Description of the task
Copy out every line in the entries below that includes "phone".

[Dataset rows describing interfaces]

^^^^^^^^^^^^^^^^

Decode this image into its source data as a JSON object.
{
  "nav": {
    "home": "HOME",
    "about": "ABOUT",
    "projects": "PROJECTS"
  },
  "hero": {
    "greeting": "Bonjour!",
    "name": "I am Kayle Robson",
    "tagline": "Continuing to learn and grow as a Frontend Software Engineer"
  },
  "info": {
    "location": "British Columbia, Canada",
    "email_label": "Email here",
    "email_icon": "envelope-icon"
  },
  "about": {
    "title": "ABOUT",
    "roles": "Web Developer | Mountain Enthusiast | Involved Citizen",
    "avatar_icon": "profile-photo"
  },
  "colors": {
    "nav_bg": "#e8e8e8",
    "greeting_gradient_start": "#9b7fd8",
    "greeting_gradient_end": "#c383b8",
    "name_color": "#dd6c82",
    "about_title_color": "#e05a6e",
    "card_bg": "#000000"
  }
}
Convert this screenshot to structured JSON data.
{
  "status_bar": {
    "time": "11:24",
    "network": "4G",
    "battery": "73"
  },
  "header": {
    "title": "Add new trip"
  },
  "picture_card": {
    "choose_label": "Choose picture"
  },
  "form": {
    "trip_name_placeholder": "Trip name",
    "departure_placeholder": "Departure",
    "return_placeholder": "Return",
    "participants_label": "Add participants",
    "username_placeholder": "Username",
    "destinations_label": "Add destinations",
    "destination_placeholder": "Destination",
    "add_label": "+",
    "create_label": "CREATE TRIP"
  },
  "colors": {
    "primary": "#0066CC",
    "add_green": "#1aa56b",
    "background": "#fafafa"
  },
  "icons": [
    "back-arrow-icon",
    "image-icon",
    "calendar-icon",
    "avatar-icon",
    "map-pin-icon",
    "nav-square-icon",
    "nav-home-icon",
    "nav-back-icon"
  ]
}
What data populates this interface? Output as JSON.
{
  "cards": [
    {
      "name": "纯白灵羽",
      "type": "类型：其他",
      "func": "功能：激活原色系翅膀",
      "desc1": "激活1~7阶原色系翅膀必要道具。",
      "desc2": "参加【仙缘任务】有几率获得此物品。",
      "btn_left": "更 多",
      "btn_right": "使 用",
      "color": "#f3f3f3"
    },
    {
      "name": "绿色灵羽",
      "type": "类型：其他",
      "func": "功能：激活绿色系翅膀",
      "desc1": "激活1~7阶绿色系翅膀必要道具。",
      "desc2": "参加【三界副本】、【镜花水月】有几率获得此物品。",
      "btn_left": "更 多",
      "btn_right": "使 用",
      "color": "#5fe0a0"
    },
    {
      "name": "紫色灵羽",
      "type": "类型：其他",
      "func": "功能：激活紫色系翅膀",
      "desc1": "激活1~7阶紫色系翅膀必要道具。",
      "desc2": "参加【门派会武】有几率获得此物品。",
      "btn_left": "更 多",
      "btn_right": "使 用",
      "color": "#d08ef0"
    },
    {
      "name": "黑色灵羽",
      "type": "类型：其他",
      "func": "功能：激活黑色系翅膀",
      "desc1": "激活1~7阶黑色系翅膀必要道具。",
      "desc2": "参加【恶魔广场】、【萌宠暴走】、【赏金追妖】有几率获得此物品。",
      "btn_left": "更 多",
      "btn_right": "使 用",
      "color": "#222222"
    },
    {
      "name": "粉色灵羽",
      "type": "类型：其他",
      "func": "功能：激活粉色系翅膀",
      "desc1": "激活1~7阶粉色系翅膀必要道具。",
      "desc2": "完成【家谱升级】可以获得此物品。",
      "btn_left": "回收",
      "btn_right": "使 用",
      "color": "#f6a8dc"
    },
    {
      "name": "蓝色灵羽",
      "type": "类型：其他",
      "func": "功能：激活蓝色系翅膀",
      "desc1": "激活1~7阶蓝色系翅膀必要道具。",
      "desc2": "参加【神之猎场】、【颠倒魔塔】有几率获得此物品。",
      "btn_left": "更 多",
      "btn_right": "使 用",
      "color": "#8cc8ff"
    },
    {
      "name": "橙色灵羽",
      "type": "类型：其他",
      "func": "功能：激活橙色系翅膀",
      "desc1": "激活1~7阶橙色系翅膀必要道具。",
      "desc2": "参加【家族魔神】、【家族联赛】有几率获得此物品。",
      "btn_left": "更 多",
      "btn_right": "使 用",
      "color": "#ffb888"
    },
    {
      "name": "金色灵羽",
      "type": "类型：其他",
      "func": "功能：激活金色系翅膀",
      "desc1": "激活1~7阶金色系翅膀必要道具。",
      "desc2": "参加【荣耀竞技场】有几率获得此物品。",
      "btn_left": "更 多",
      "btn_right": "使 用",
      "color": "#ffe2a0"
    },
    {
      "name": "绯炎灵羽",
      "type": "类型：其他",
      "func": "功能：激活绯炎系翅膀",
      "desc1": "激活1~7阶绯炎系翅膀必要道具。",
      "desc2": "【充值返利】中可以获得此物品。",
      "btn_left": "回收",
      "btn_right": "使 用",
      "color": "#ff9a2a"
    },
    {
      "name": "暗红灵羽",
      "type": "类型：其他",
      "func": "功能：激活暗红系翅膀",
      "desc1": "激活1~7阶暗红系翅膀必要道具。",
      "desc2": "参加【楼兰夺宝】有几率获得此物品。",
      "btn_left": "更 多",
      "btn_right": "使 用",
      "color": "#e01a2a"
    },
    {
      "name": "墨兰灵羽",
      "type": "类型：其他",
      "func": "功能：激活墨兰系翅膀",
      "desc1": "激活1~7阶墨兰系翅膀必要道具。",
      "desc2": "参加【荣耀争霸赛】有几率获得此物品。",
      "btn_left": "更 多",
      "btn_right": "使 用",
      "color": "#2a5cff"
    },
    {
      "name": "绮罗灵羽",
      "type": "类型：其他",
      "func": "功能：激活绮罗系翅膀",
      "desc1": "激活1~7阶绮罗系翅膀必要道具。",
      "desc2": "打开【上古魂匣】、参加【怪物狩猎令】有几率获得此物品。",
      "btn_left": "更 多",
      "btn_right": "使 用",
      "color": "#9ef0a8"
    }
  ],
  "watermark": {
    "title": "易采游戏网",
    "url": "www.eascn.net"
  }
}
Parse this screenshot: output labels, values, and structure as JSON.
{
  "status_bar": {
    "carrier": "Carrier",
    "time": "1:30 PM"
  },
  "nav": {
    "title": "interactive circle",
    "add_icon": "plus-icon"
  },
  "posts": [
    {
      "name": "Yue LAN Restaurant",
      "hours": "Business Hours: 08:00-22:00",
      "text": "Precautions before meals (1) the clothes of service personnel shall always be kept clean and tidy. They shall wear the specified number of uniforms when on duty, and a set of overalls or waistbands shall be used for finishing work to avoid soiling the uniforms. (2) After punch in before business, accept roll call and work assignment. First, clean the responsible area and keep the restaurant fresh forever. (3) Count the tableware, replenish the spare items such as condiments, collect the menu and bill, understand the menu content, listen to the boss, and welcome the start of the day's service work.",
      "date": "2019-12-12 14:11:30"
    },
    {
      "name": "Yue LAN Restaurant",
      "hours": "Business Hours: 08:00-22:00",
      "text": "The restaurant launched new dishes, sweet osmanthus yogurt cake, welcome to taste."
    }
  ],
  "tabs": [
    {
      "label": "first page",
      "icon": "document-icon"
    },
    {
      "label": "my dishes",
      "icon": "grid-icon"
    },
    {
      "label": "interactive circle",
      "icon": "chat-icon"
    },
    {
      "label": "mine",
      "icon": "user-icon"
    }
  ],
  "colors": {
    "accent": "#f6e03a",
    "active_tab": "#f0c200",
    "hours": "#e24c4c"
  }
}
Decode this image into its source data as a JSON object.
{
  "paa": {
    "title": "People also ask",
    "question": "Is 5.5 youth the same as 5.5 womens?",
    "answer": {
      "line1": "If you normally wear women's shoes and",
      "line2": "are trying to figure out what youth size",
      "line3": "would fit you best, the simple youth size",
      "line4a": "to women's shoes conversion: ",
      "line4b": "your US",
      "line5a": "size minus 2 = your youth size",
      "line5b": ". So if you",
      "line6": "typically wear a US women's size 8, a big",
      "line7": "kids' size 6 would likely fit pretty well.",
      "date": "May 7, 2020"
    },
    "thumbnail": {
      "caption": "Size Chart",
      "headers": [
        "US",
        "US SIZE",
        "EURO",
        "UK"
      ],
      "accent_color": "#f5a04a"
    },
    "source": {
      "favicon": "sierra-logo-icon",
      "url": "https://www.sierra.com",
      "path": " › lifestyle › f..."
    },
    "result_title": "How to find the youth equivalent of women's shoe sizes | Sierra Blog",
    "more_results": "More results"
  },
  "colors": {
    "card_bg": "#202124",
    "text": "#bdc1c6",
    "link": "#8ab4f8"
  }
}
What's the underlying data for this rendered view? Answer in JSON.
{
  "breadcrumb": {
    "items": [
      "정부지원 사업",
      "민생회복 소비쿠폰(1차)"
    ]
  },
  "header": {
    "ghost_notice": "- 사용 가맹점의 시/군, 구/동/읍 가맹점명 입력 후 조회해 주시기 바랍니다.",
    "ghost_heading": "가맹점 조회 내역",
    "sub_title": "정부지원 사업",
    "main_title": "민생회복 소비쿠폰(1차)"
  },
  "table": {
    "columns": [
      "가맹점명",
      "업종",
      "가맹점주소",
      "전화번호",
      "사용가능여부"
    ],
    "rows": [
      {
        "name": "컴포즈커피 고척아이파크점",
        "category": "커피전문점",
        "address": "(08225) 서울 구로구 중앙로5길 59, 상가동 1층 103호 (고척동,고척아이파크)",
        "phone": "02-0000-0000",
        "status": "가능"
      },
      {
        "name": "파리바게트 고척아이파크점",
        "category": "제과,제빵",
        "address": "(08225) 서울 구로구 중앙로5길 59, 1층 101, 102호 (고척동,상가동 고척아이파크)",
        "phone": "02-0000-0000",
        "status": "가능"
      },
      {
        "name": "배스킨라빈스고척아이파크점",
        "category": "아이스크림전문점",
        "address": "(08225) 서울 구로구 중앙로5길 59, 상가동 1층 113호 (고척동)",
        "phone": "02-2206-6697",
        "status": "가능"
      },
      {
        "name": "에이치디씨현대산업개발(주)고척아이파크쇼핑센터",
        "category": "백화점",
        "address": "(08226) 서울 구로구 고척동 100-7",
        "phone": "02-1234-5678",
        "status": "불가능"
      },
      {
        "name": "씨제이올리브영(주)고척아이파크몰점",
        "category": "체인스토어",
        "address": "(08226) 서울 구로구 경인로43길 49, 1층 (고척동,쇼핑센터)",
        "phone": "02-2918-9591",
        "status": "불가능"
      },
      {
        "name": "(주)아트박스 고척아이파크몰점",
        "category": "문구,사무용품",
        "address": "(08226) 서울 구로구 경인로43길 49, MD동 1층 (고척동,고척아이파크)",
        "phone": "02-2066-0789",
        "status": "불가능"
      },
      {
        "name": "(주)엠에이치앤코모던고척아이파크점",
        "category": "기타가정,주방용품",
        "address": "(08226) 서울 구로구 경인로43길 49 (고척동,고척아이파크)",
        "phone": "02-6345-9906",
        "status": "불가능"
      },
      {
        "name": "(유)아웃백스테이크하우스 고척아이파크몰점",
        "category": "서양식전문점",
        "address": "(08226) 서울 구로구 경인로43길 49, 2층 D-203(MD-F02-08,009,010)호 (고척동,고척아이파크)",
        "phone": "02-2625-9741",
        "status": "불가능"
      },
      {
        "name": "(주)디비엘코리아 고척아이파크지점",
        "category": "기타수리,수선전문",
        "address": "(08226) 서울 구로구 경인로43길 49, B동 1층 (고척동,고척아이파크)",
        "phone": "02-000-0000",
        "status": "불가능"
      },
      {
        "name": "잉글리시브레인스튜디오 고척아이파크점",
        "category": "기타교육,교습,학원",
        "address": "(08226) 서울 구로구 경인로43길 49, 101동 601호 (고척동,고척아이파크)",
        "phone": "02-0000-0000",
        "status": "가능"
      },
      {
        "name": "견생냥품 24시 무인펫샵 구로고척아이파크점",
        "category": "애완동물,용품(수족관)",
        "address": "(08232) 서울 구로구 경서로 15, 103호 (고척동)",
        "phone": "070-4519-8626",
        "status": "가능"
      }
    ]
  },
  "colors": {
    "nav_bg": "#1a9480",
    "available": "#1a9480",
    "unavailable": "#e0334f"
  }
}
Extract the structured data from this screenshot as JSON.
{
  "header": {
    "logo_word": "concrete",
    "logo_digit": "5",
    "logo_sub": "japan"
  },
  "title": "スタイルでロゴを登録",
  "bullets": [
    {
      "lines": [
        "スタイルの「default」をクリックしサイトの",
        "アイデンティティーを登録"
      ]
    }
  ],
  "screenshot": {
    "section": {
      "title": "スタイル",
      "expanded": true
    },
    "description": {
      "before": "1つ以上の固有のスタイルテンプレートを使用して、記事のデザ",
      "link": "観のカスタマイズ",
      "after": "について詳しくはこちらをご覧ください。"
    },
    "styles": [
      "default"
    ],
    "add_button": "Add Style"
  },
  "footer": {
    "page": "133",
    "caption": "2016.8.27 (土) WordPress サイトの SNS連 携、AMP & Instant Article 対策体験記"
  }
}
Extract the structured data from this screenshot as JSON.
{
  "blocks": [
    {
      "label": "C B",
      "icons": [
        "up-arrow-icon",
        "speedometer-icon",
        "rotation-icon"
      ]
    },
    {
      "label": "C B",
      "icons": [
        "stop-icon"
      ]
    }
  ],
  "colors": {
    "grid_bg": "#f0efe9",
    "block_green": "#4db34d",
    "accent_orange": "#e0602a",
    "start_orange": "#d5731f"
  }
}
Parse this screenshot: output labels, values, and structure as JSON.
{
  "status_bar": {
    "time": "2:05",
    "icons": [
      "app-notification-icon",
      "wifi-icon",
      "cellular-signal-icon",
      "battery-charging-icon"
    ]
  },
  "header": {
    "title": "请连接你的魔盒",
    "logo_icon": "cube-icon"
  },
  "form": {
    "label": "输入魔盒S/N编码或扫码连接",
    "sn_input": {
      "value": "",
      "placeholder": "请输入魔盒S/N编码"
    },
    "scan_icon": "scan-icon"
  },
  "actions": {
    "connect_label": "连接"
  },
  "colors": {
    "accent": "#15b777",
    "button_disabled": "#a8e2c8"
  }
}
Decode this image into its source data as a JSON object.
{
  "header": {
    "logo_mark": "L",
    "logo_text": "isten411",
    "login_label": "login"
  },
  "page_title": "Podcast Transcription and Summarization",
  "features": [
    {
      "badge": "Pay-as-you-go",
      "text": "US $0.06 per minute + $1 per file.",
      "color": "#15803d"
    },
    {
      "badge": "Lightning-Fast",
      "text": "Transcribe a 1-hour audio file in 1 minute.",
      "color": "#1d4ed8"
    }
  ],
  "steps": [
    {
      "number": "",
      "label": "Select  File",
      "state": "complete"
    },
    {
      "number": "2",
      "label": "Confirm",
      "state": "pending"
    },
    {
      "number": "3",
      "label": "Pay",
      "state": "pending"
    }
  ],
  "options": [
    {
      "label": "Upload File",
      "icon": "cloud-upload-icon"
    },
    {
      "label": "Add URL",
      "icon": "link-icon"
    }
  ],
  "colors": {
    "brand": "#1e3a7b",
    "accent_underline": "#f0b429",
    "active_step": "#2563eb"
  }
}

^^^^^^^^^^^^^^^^

Task result
        "phone": "02-0000-0000",
        "phone": "02-0000-0000",
        "phone": "02-2206-6697",
        "phone": "02-1234-5678",
        "phone": "02-2918-9591",
        "phone": "02-2066-0789",
        "phone": "02-6345-9906",
        "phone": "02-2625-9741",
        "phone": "02-000-0000",
        "phone": "02-0000-0000",
        "phone": "070-4519-8626",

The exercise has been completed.